In furtherance of this scheme, the perpetrators are using forged documents to create the false appearance the Texas State Securities Board is compensating victims of a cryptocurrency scam. These forged documents include a forged Request for Cryptocurrency for Certain Persons Registered (fake agency Form 133.36) and Refund Request by an Amazon store or a FT group (fake agency Form 133.22) that bear the seal of the State of Texas and the agency’s mailing address. The perpetrators are also using screenshots of the agency’s website and spoofing the agency’s email.
No part of the scheme has compromised or otherwise exposed the network or internal systems of the Texas State Securities Board. The agency became aware of the scheme when victims began reaching out to inquire about the status of the payments promised by the perpetrators.
“Bad actors can use various techniques to modify records readily available on the internet. They can change the content, add text, remove images and take other steps to forge content,” said Securities Commissioner Travis J. Iles. “They can even generate phony documents that create the false appearance they are government, regulatory and law enforcement agencies.” Commissioner Iles added that investors should conduct due diligence and exercise caution before sending money through online means.
The scammers are telling victims in Mongolia they need to pay a “consent fee” of $150.00 to successfully register their request for reimbursement. The perpetrators are directing victims to pay the consent fee in Tether (USDT), an asset-backed stablecoin, through wallet addresses that interface with both the Ethereum Blockchain and the TRON Protocol.
Investors should not respond to the fraudulent solicitations or send USDT to the perpetrators.

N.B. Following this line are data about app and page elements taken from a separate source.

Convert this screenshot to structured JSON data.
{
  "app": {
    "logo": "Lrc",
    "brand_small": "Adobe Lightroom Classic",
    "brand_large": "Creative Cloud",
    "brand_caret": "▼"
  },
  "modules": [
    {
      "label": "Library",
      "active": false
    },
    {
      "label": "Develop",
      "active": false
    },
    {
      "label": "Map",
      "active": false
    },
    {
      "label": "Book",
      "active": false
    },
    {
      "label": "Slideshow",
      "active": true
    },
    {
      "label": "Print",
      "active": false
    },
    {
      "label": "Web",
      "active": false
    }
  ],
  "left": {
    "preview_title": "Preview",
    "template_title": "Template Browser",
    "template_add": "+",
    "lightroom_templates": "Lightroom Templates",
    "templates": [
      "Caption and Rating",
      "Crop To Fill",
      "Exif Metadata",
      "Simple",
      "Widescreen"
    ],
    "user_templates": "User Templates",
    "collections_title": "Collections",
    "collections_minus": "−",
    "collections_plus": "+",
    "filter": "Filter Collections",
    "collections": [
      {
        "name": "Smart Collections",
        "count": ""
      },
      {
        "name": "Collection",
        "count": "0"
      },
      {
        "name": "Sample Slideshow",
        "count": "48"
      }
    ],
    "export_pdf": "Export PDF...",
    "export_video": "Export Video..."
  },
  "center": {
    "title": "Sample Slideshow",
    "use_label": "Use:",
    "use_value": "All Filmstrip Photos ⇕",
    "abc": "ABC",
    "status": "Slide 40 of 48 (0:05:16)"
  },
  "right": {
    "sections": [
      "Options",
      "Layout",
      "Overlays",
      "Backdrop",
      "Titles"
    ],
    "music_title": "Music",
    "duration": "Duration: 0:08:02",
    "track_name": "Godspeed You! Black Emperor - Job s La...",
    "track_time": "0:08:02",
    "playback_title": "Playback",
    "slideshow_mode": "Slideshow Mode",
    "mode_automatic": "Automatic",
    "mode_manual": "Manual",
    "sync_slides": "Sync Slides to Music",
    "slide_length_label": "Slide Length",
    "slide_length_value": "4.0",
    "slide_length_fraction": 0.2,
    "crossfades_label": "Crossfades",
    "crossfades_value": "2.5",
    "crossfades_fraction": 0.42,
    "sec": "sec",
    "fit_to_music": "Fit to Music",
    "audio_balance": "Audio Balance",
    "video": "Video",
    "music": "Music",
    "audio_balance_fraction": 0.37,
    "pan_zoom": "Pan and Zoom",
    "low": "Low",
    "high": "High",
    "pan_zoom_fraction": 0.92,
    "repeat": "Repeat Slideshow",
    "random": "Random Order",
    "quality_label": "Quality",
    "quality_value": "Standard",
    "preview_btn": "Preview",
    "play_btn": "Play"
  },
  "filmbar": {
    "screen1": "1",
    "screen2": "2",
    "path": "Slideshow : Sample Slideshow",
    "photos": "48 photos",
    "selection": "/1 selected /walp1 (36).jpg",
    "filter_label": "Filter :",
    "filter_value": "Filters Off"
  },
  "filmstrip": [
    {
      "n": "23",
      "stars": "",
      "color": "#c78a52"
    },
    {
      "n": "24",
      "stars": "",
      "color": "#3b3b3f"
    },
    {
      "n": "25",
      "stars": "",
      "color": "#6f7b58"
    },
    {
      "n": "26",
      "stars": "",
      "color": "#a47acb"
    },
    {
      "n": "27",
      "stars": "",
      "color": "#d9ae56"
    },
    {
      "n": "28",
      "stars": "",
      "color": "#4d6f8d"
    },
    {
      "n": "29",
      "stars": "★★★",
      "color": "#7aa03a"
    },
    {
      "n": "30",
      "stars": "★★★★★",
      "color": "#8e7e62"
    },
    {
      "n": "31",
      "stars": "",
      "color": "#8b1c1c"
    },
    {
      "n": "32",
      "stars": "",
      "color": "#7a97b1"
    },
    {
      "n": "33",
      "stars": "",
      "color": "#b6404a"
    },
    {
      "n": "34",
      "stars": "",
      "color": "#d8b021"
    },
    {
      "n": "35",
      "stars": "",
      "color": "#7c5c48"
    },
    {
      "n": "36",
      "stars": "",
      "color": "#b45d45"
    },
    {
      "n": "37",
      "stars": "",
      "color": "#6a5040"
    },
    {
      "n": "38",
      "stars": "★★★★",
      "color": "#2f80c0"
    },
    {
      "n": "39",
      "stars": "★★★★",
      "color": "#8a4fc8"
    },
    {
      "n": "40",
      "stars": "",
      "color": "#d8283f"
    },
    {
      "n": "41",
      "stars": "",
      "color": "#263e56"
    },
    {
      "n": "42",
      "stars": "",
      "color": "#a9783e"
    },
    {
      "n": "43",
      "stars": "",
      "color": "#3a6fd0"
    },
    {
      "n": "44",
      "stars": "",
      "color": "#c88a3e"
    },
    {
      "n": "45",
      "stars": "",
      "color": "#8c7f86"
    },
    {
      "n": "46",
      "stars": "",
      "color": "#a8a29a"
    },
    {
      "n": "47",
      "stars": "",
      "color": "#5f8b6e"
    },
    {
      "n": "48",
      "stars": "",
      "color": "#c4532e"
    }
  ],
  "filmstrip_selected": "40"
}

They should consider reaching out to authorities in Mongolia, such as the Mongolian Financial Regulatory Commission (frc.mn) or the Mongolian National Police Agency (eng.police.gov.mn).
CONTACT: Joe Rotunda, Director of Enforcement, at firstname.lastname@example.org.